[Interface dataset entries]
--- START ---

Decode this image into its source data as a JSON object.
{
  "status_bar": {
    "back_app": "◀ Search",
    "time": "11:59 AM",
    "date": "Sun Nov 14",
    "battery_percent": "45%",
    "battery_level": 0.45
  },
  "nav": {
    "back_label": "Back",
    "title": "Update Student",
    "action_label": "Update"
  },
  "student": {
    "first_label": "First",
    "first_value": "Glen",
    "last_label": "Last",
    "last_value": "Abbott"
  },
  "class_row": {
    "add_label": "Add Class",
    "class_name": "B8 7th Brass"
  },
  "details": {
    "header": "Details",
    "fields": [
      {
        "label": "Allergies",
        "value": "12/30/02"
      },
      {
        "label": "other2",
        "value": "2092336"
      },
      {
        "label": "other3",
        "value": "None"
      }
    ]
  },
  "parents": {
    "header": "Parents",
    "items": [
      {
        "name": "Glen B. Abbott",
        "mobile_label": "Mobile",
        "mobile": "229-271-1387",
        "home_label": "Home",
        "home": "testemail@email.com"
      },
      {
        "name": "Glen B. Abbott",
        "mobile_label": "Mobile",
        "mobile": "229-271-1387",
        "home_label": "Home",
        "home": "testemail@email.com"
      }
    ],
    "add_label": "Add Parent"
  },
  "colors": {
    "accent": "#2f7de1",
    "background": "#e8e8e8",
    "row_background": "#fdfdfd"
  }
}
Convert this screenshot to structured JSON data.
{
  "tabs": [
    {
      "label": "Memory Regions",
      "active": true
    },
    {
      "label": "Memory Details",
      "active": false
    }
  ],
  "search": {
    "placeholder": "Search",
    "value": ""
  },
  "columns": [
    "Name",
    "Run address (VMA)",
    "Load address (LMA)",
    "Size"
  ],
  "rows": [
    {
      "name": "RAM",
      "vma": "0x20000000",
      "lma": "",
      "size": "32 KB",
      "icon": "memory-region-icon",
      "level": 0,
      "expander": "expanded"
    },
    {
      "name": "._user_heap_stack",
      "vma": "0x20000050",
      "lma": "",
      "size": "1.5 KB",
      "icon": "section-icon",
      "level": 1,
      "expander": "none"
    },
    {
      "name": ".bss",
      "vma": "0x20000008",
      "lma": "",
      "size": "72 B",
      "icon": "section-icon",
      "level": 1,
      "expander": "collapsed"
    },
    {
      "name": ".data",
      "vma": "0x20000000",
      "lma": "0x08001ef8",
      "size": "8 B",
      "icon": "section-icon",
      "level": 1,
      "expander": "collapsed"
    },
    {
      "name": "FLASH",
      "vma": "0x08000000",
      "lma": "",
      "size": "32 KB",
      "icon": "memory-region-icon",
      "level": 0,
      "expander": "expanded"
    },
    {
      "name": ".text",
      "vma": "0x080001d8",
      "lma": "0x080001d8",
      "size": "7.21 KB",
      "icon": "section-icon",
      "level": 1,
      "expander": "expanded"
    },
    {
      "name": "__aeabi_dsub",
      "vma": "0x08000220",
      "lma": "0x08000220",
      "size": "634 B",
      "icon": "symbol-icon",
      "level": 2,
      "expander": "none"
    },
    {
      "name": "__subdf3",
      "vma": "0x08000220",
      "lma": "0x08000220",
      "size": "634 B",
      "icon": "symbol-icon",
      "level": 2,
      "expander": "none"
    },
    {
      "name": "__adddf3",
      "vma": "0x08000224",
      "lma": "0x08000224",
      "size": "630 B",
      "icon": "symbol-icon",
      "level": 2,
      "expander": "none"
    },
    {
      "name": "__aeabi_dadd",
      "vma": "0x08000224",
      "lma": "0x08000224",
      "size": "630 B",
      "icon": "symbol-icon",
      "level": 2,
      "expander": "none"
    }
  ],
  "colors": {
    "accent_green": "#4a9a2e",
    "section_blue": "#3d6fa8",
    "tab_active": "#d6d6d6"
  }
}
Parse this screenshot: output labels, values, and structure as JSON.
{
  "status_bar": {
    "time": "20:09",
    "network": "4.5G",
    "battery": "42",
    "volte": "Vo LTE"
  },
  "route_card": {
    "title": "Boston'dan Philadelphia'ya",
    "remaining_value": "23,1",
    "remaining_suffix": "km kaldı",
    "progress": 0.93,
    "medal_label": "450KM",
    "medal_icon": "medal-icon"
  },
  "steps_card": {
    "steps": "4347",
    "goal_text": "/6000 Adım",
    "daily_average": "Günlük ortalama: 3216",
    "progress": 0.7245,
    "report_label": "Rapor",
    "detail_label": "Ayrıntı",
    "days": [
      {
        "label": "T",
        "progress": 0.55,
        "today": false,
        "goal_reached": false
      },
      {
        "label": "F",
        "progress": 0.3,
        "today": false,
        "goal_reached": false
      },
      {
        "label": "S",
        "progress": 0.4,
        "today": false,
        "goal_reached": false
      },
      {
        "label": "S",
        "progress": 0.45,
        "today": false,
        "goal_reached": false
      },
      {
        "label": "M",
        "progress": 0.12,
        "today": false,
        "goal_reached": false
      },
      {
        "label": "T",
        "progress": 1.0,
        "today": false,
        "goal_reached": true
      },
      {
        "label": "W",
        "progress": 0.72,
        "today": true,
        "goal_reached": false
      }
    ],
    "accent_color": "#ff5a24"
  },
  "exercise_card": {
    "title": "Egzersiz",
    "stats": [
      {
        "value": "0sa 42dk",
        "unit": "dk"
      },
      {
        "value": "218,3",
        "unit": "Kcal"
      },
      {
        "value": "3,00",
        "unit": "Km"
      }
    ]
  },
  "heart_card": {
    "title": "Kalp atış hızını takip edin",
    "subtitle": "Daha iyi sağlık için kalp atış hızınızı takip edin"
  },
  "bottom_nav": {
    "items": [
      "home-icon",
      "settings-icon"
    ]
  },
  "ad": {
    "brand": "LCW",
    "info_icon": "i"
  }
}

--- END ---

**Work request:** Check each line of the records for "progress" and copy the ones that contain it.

**Finished exercise:**
    "progress": 0.93,
    "progress": 0.7245,
        "progress": 0.55,
        "progress": 0.3,
        "progress": 0.4,
        "progress": 0.45,
        "progress": 0.12,
        "progress": 1.0,
        "progress": 0.72,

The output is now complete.